**Problem to solve**. Copy each entry below unchanged; the images do not go in the copy.

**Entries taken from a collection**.
--- START ---

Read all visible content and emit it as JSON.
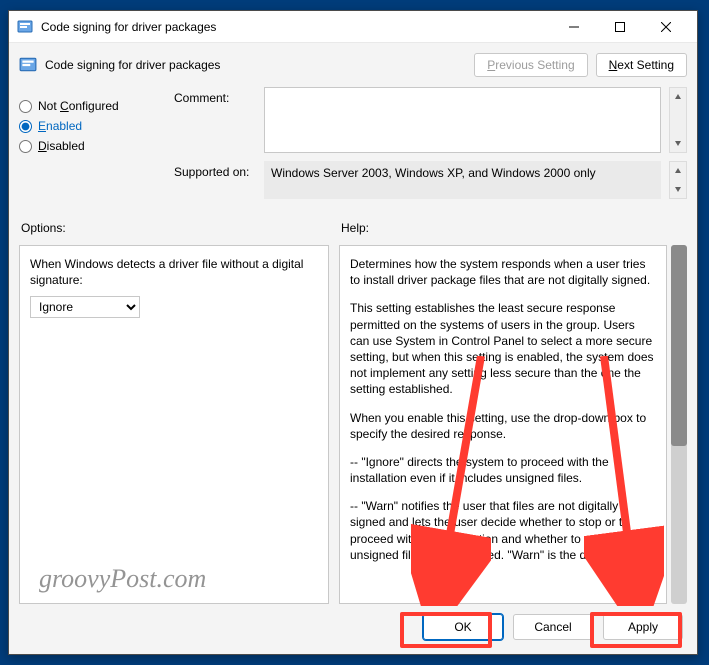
{
  "window": {
    "title": "Code signing for driver packages"
  },
  "header": {
    "title": "Code signing for driver packages",
    "prev_label": "Previous Setting",
    "prev_ul": "P",
    "next_label": "Next Setting",
    "next_ul": "N"
  },
  "radios": {
    "not_configured": "Not Configured",
    "not_configured_ul": "C",
    "enabled": "Enabled",
    "enabled_ul": "E",
    "disabled": "Disabled",
    "disabled_ul": "D",
    "selected": "enabled"
  },
  "fields": {
    "comment_label": "Comment:",
    "comment_value": "",
    "supported_label": "Supported on:",
    "supported_value": "Windows Server 2003, Windows XP, and Windows 2000 only"
  },
  "options": {
    "label": "Options:",
    "prompt": "When Windows detects a driver file without a digital signature:",
    "select_value": "Ignore"
  },
  "help": {
    "label": "Help:",
    "p1": "Determines how the system responds when a user tries to install driver package files that are not digitally signed.",
    "p2": "This setting establishes the least secure response permitted on the systems of users in the group. Users can use System in Control Panel to select a more secure setting, but when this setting is enabled, the system does not implement any setting less secure than the one the setting established.",
    "p3": "When you enable this setting, use the drop-down box to specify the desired response.",
    "p4": "--   \"Ignore\" directs the system to proceed with the installation even if it includes unsigned files.",
    "p5": "--   \"Warn\" notifies the user that files are not digitally signed and lets the user decide whether to stop or to proceed with the installation and whether to permit unsigned files to be installed. \"Warn\" is the default."
  },
  "footer": {
    "ok": "OK",
    "cancel": "Cancel",
    "apply": "Apply"
  },
  "watermark": "groovyPost.com"
}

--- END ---

**Your solution**.
Read all visible content and emit it as JSON.
{
  "window": {
    "title": "Code signing for driver packages"
  },
  "header": {
    "title": "Code signing for driver packages",
    "prev_label": "Previous Setting",
    "prev_ul": "P",
    "next_label": "Next Setting",
    "next_ul": "N"
  },
  "radios": {
    "not_configured": "Not Configured",
    "not_configured_ul": "C",
    "enabled": "Enabled",
    "enabled_ul": "E",
    "disabled": "Disabled",
    "disabled_ul": "D",
    "selected": "enabled"
  },
  "fields": {
    "comment_label": "Comment:",
    "comment_value": "",
    "supported_label": "Supported on:",
    "supported_value": "Windows Server 2003, Windows XP, and Windows 2000 only"
  },
  "options": {
    "label": "Options:",
    "prompt": "When Windows detects a driver file without a digital signature:",
    "select_value": "Ignore"
  },
  "help": {
    "label": "Help:",
    "p1": "Determines how the system responds when a user tries to install driver package files that are not digitally signed.",
    "p2": "This setting establishes the least secure response permitted on the systems of users in the group. Users can use System in Control Panel to select a more secure setting, but when this setting is enabled, the system does not implement any setting less secure than the one the setting established.",
    "p3": "When you enable this setting, use the drop-down box to specify the desired response.",
    "p4": "--   \"Ignore\" directs the system to proceed with the installation even if it includes unsigned files.",
    "p5": "--   \"Warn\" notifies the user that files are not digitally signed and lets the user decide whether to stop or to proceed with the installation and whether to permit unsigned files to be installed. \"Warn\" is the default."
  },
  "footer": {
    "ok": "OK",
    "cancel": "Cancel",
    "apply": "Apply"
  },
  "watermark": "groovyPost.com"
}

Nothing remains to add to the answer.